Though some of the bikes will undoubtedly be beyond usefulness, many will at least have some functioning parts.
“We cannibalize and mix-and-match until we get as many running bikes as we can,” Korenblat said.
The donation of the bikes for the upcoming rodeo is just one more way in which Grand County and the the City of Moab have been progressively becoming a bike-friendly community
Last fall, the city received official recognition from the League of American Bicyclists, a group that, among other things, lobbies Congress for funding to help towns across the U.S. create bike-friendly policies.
“A community recognized by the League as Bicycle Friendly welcomes bicyclists by providing safe accommodation for cycling and encouraging people to bike for transportation and recreation,” the League states.
Moab received the League’s silver designation.
“Meeting the criteria to the silver level is pretty dang good,” said David Olsen, the city’s community development director. “We’re a community that has done a lot for bike facilities, and there are all of the trails we’ve built, and the events we promote here.”
The primary drivers of this designation include the Grand County Trail Mix Committee, established in 2000 to serve as an advisory committee to the County Council. Trail Mix has built over 75 miles of single-track in the county.
The City of Moab has also contributed to the community’s non-motorized pathways with a “greenway” that meanders through town along Mill Creek.
And lastly, there is the North Moab Recreation Area Alternative Transportation System, which includes 10 miles of a paved, non-motorized pathway following U.S. Hwy 191 north and a similar 3-mile pathway along state Route 128 and the Colorado River. This year, the system also includes the new Lions Park transit hub.
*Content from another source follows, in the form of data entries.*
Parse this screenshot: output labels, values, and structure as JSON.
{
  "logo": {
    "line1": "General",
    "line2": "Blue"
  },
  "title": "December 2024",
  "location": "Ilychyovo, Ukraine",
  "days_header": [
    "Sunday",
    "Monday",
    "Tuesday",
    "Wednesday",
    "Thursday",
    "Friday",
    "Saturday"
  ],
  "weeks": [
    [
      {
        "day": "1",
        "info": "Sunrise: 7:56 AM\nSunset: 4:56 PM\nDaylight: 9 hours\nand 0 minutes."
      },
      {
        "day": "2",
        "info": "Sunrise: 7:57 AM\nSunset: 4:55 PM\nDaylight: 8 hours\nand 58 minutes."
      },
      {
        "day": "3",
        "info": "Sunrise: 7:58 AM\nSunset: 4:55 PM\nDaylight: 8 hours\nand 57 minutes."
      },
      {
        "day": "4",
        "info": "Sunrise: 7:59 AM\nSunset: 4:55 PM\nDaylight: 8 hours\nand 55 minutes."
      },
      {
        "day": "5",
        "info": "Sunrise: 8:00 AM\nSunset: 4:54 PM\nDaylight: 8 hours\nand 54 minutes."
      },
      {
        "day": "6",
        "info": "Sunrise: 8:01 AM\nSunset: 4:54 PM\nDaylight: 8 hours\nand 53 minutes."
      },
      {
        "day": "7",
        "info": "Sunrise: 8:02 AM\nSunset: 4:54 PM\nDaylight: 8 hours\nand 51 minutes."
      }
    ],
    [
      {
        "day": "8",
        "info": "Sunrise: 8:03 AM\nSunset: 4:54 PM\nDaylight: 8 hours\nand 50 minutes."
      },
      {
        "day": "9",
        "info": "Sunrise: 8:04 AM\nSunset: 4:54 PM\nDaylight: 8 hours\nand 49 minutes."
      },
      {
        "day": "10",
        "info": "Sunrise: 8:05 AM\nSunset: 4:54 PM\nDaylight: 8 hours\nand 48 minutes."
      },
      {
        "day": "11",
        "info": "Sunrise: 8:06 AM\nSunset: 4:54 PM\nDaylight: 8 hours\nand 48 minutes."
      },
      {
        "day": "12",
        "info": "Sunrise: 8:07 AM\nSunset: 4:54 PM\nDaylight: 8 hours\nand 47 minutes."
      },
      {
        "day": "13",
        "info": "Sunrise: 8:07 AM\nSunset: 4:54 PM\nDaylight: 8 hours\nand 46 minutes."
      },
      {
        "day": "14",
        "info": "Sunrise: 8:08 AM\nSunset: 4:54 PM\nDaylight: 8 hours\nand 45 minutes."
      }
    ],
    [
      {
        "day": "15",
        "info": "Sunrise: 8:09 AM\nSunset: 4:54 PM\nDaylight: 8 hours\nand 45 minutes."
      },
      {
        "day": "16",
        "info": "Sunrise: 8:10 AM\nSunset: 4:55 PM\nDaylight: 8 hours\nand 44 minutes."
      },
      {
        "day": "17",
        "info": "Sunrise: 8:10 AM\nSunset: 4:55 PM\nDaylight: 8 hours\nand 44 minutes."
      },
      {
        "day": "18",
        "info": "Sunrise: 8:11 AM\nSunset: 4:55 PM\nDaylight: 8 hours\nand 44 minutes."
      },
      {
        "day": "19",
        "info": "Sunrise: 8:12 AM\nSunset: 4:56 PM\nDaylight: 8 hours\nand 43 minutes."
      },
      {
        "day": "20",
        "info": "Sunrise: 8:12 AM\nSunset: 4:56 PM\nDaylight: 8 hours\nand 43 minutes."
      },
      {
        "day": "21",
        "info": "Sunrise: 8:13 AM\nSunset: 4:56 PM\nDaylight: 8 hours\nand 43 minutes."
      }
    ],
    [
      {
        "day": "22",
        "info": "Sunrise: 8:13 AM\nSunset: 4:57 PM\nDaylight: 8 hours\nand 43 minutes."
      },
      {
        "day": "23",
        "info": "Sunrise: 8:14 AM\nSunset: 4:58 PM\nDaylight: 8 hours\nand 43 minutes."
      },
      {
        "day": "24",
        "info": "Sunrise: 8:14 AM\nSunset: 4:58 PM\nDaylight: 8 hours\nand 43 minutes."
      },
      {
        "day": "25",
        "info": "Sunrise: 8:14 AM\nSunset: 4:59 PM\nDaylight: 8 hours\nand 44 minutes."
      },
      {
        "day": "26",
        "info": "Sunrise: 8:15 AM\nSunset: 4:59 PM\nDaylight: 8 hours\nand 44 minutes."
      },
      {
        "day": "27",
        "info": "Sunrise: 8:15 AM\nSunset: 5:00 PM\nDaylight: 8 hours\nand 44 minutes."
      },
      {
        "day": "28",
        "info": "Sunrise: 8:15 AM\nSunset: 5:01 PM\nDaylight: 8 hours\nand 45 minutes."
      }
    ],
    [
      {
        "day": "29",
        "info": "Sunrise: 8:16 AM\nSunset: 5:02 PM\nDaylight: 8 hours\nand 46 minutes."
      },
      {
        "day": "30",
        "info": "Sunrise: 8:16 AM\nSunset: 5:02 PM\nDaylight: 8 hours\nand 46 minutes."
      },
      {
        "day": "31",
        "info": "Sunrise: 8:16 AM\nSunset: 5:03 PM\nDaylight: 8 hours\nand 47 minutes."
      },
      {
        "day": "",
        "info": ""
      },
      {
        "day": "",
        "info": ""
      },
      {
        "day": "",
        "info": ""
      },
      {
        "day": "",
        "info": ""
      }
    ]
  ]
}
If the city and county’s hard work pays off, the celebration event will also be when the community is granted the designation of being a Road Respect Community. A Utah Department of Transportation (UDOT) program, Road Respect encourages awareness and respect between drivers and bicyclists on Utah’s roads.
A UDOT Road Respect forum and group ride will take place on Saturday, May 31, after the Bike Swap and Rodeo.
People can bring bikes to swap out for a different bike on the day of the event. A mechanics station will be available if people need help with their bikes, but event organizers ask that if a bike a person wants to swap is in need of a lot work, please drop it off at Western Spirit Cyclery before the event.
The bike rodeo will present different stations where young riders can learn about different places to go riding, healthy foods they can eat so that they can ride hard, and also how to change a flat.
“Because a lot of times a kid’s bike gets a flat, and they never ride again,” Korenblat said.
Maybe that’s how so many bikes ended up orphaned in the city police evidence inventory in the first place.
City donates about 100 bikes to school district for local event
Bikes to be donated can be left on the patio of Western Spirit Cycling, 478 Mill Creek Drive
The Bike Swap and Rodeo will take place at the Lions Park Transit Hub north of Moab with other ribbon-cutting celebration events on Saturday, May 31 from 8:30 to 11:30 a.m.